Perhaps more telling, the Democrat's rapidly disappearing advantage on the generic ballot has coincided with accelerated job growth, consumer confidence nearing an 18-year high, and job market optimism hitting the highest point ever recorded.
Adding to the mix is the sharp rebound in President Trump's approval rating. In January 2018, according to Gallup, Trump's approval rating stood at a dismal 37 percent. By June, however, it had climbed 8 points to 45 percent, with some polls even showing a 10-point jump to 47 percent.
The substantial improvement is unprecedented compared with the standings of Presidents Bill Clinton, George W. Bush, and Barack Obama heading into the midterm elections of 1994, 2006, and 2010. Rather than gaining ground, such as Trump, all three presidents witnessed their approval ratings plummet, in some cases by double digits, resulting in their parties suffering rebuke at the ballot box.
In January 1994, Clinton's approval rating was at 54 percent. By June of that year it had fallen 10-points to 44 percent and hit a low of 41 percent by mid-October, resulting in Democrats losing 54 House seats that election cycle. A similar scenario repeated itself in 2006—Bush's approval rating fell six points between January and mid-October. In 2010 Obama's approval dropped by seven points.
One factor that Ballotpedia's report could not adequately account for was existing limitations in the electoral system such as redistricting.
The authors found that following the 2010 elections, Republicans controlled the redistricting process in states making up nearly 40 percent of the U.S. House. Democrats, meanwhile, controlled the process in states composing only 10 percent of the chamber.
"If Republicans redrew the lines to benefit their candidates, then it might lower the threshold for a Democratic wave because seats will be more difficult to win than under Democratic-controlled redistricting," the authors wrote in their analysis.
A similar sentiment was echoed by Dave Wasserman of the Cook Political Report in August 2017. Wasserman found redistricting had resulted in House seats leaning towards the GOP at levels unseen since 1920. He reached a similar conclusion when examining the 2018 Senate map.

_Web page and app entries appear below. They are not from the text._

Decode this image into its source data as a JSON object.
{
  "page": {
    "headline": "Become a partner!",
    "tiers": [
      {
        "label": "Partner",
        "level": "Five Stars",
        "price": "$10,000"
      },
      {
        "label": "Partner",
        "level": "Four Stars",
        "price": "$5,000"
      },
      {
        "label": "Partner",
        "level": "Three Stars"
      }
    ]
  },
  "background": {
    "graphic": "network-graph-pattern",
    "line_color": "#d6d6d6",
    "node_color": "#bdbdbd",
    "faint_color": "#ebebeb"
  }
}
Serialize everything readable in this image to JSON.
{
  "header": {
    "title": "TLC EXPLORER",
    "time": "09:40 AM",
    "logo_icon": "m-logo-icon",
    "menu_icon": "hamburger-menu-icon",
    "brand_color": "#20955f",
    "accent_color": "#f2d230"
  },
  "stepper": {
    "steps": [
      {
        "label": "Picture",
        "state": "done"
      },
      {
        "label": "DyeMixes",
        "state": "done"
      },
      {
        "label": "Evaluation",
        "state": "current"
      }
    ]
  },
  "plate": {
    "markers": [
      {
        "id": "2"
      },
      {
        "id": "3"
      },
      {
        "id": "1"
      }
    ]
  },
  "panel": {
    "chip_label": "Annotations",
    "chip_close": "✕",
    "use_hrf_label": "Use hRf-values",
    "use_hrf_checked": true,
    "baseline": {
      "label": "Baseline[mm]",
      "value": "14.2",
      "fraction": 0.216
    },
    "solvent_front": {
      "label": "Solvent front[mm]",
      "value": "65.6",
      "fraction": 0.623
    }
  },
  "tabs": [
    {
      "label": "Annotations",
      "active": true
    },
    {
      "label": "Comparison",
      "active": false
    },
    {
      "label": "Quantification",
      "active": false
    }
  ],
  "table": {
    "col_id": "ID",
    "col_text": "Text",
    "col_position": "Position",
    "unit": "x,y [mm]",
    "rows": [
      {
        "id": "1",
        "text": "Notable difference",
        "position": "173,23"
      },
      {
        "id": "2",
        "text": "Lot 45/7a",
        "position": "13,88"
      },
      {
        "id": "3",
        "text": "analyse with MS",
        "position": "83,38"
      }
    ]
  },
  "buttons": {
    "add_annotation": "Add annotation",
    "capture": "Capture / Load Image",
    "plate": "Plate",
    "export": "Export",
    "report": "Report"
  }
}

All of this throws cold water on the conventional wisdom of a coming "blue wave."
"The thresholds for what Democrats would have to meet for 2018 to be considered a wave election are incredibly high," Oldham said.